Education Through the Years
In addition to the regular outdoor education programming we are well known for, we continue to expand our offerings in new and innovative ways.
Our highly qualified educators are leaders in their field, offering programming to children, youth and adults, including special programming for at risk youth, differently abled youth and newcomer Canadians.
Learning the Forest School Way
Forest school is gaining momentum all over the world. It’s an opportunity to engage children with rich experiential learning and ecological literacy through child-led activities that help them develop a strong sense of self and connect them to the land.
This connection is critical if we want to raise a generation that will steward (take care of) the land and contribute to a more sustainable world. Forest School was newly offered at our Scanlon Creek Conservation Area in 2018 as a pilot program. Its success kept it going into 2019 and we have more offerings planned for 2020. We have one staff member who has already completed her year-long intensive certification as a Forest School Practitioner and another staff member that began his training this year.
Therapy in the Woods
Therapy in the Woods is an outdoor education program for early learners with special needs. The program began in 2015, led by staff at Royal Victoria Regional Health Centre, while we provided the specialized outdoor education.
This year, the program has been acknowledged as a “Leading Practice” by Accreditation Canada, which came out of the hospital’s recent Accreditation process. A “Leading Practice” is defined as being people-centered, demonstrating positive change, and is safe and efficient.
This recognition has shone a spotlight on the program and may encourage others to develop their own similar programs.
Therapy in the Woods is Growing!
What began as a pilot with a handful of children is now expanding to another city! In 2020, the program is going to expand beyond the Nature Centre at Scanlon Creek to a greenspace in the Barrie area.
All Ears, All In
Teachers in our watershed know we’re always up for a new challenge or opportunity.

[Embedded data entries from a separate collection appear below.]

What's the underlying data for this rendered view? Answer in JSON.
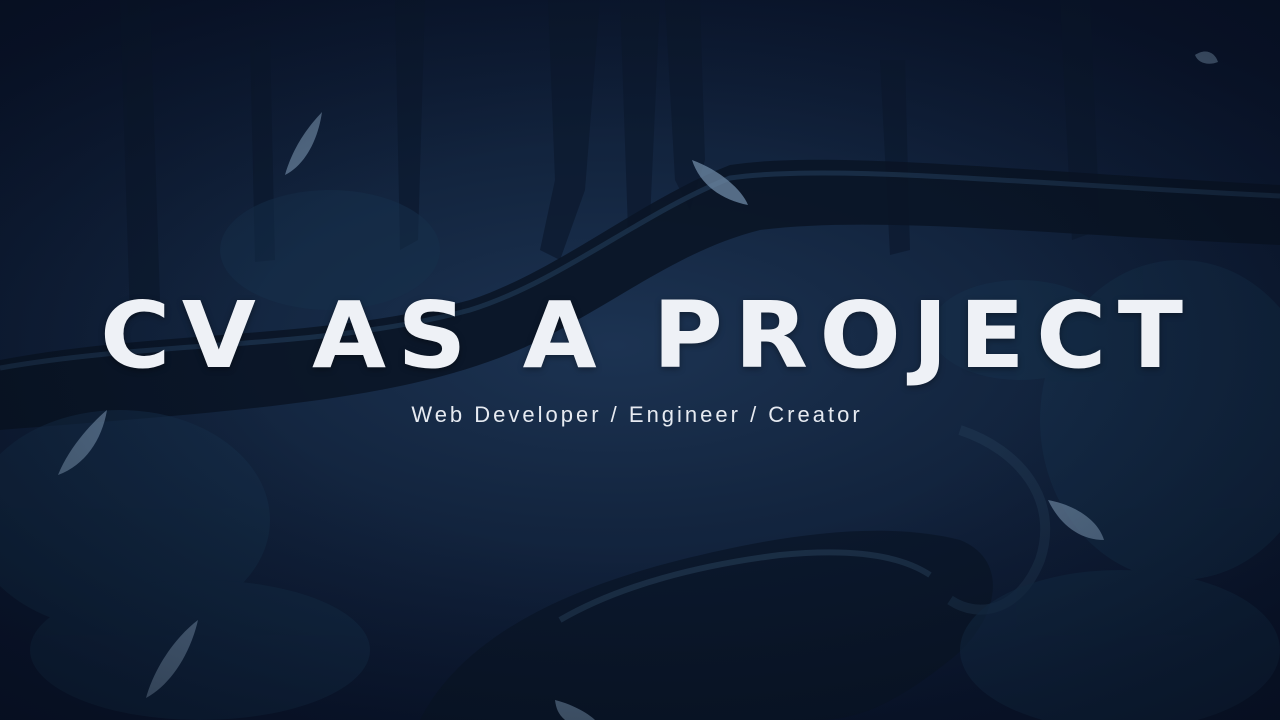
{
  "hero": {
    "title": "CV AS A PROJECT",
    "subtitle": "Web Developer / Engineer / Creator"
  },
  "colors": {
    "background": "#13253f",
    "text": "#eef1f6",
    "leaf": "#6f8aa6"
  }
}
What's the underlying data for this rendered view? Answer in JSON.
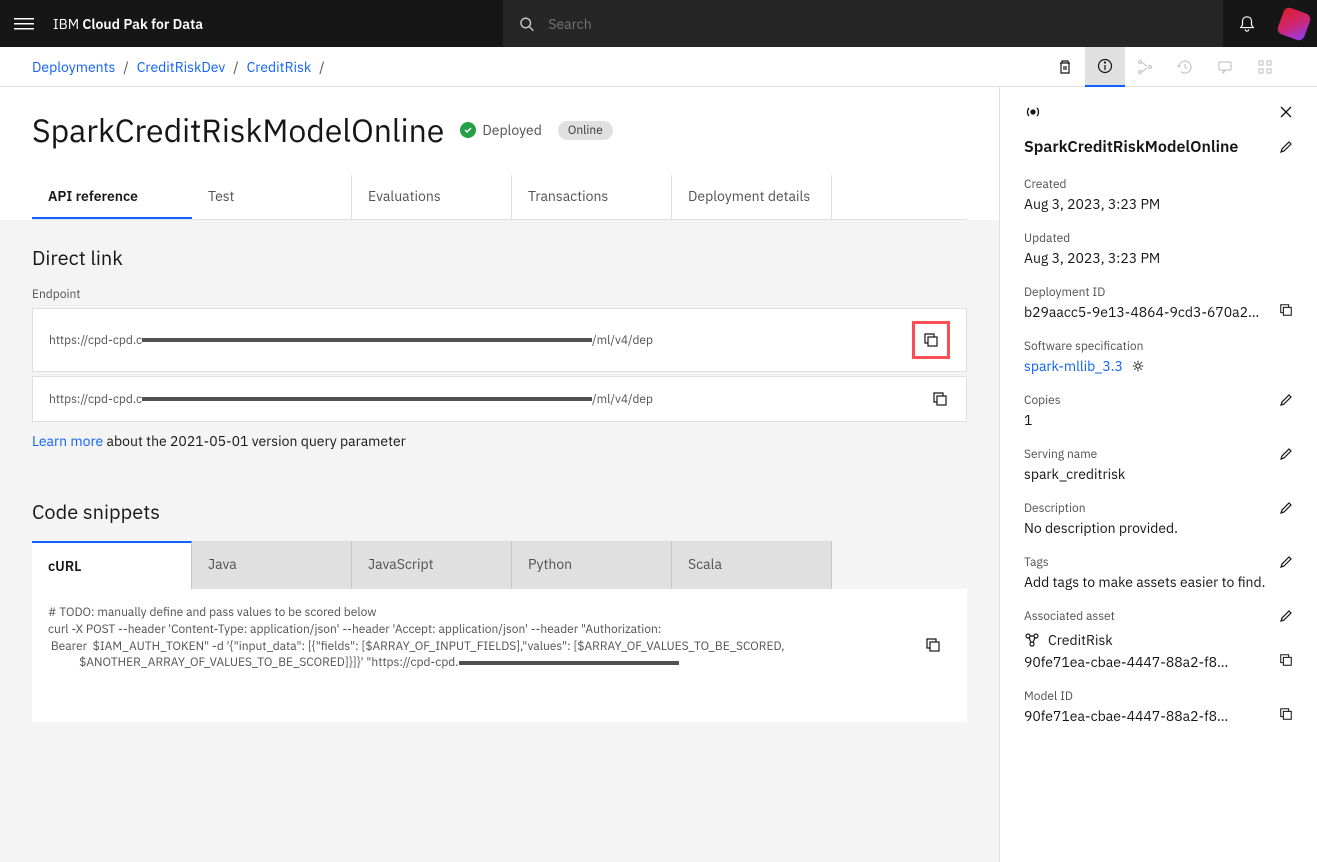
{
  "header": {
    "brand_prefix": "IBM ",
    "brand_main": "Cloud Pak for Data",
    "search_placeholder": "Search"
  },
  "breadcrumbs": [
    "Deployments",
    "CreditRiskDev",
    "CreditRisk"
  ],
  "page": {
    "title": "SparkCreditRiskModelOnline",
    "status": "Deployed",
    "mode": "Online"
  },
  "tabs": [
    "API reference",
    "Test",
    "Evaluations",
    "Transactions",
    "Deployment details"
  ],
  "direct_link": {
    "heading": "Direct link",
    "label": "Endpoint",
    "endpoint_prefix": "https://cpd-cpd.c",
    "endpoint_suffix": "/ml/v4/de",
    "learn_more": "Learn more",
    "help_text": " about the 2021-05-01 version query parameter"
  },
  "code_snippets": {
    "heading": "Code snippets",
    "langs": [
      "cURL",
      "Java",
      "JavaScript",
      "Python",
      "Scala"
    ],
    "curl_code": "# TODO: manually define and pass values to be scored below\ncurl -X POST --header 'Content-Type: application/json' --header 'Accept: application/json' --header \"Authorization:\n Bearer  $IAM_AUTH_TOKEN\" -d '{\"input_data\": [{\"fields\": [$ARRAY_OF_INPUT_FIELDS],\"values\": [$ARRAY_OF_VALUES_TO_BE_SCORED,\n           $ANOTHER_ARRAY_OF_VALUES_TO_BE_SCORED]}]}' \"https://cpd-cpd."
  },
  "info": {
    "title": "SparkCreditRiskModelOnline",
    "created_label": "Created",
    "created": "Aug 3, 2023, 3:23 PM",
    "updated_label": "Updated",
    "updated": "Aug 3, 2023, 3:23 PM",
    "deployment_id_label": "Deployment ID",
    "deployment_id": "b29aacc5-9e13-4864-9cd3-670a2…",
    "software_spec_label": "Software specification",
    "software_spec": "spark-mllib_3.3",
    "copies_label": "Copies",
    "copies": "1",
    "serving_name_label": "Serving name",
    "serving_name": "spark_creditrisk",
    "description_label": "Description",
    "description": "No description provided.",
    "tags_label": "Tags",
    "tags": "Add tags to make assets easier to find.",
    "associated_asset_label": "Associated asset",
    "associated_asset_name": "CreditRisk",
    "associated_asset_id": "90fe71ea-cbae-4447-88a2-f8…",
    "model_id_label": "Model ID",
    "model_id": "90fe71ea-cbae-4447-88a2-f8…"
  }
}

If it involves engaging kids in a meaningful way, we’re all ears! That’s why this past year teaching staff at Sutton District High School wanted to know if we could help augment, with special programming, their six-week outdoor education course for their alternative education students.Our Education staff lead, Dana Eldon, put out a further call to other staff at LSRCA, specifically in the Lands and Restoration Services Divisions, to see if they could help out, which of course, they did. The group created a unique 3-day program that provided real-world, relevant and engaging experiences for these teens. Dana, who’s been an Educator with the conservation authority for more than 10 years, and has personally interacted with thousands and thousands of kids, said of the experience, “it’s some of the most rewarding work I’ve done.”
A teacher in the Science Department at Huron Heights Secondary School in Newmarket also had an idea for engaging his students in citizen science. Our educators led an in-school session for a Grade 11 Biology class, helping them learn how to use the “iNaturalist” App and then took them outside on their own school grounds to get some hands-on experience with the App. The student’s second experience included a walk to Mabel Davis Conservation Area, where they put their newly acquired skills into action and conducted a mini “BioBlitz” on the property. Plans to continue this program are already in the works!
The benefits of this collaboration are numerous. LSRCA learned more about the species at one of our conservation areas. The kids, who didn’t even know about the conservation area before this exercise, are now acquainted with it and are more apt to visit the area, which is a simple walk from their school.
Innovative Teacher Professional Development
Our Education staff also engage teachers in professional development, creating opportunities to learn how to deliver their own outdoor education programs to their students. This year, we offered a full day session with high school science department heads at York Region District School Board, and then a session with teachers in the elementary panel. Collaborating with staff in several other key service areas at LSRCA, we offered training in developing citizen science programming using the “iNaturalist” App and we provided information and experiential activities about climate change issues in the watershed. Both groups came away with practical resources they could then take to deliver with their students.
Engaging with Our Libraries as Critical Partners
Libraries deliver increasingly important community services that we are now tapping into as another avenue to support and promote care for the watershed.
This past year, we collaborated with the Town of Aurora to offer information, presentations, and an interpretive walk to newcomers to Canada about living around Lake Simcoe.
In the Town of East Gwillimbury, we provided programming to support two local libraries (Holland Landing and Mount Albert) and their TD Bank summer reading club series: “The Natural World”.
We also offered a program in partnership with the Town of Bradford West Gwillimbury Library, called “Storywalk™”, at Scanlon Creek. Pages of the book “Leafman” were displayed along a trail at the conservation area and participants could read the book as they walked along the trail. There was also a leaf craft, an interactive nature display table and children could play at the Discovery Play Garden. It was a great way to combine outdoor adventure with an indoor pleasure.